* **DIRECTIONS**: This exercise calls for copying every line below that holds the word "俺がテクニックで翻浪".

Data entries
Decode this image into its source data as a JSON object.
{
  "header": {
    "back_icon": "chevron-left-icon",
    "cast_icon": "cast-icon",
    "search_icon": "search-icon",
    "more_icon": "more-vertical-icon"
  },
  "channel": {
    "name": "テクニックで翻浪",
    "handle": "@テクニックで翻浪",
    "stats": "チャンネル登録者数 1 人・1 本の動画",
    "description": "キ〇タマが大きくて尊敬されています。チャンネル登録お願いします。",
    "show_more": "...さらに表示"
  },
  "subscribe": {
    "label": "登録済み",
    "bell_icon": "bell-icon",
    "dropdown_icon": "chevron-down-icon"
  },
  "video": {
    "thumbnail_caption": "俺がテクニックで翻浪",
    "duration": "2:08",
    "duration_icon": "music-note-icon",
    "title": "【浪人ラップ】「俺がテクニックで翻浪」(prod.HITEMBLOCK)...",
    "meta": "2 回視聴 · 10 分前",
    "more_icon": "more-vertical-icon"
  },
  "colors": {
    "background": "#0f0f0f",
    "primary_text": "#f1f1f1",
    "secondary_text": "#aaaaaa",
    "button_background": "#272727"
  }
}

* **TASK ANSWER**:
    "thumbnail_caption": "俺がテクニックで翻浪",
    "title": "【浪人ラップ】「俺がテクニックで翻浪」(prod.HITEMBLOCK)...",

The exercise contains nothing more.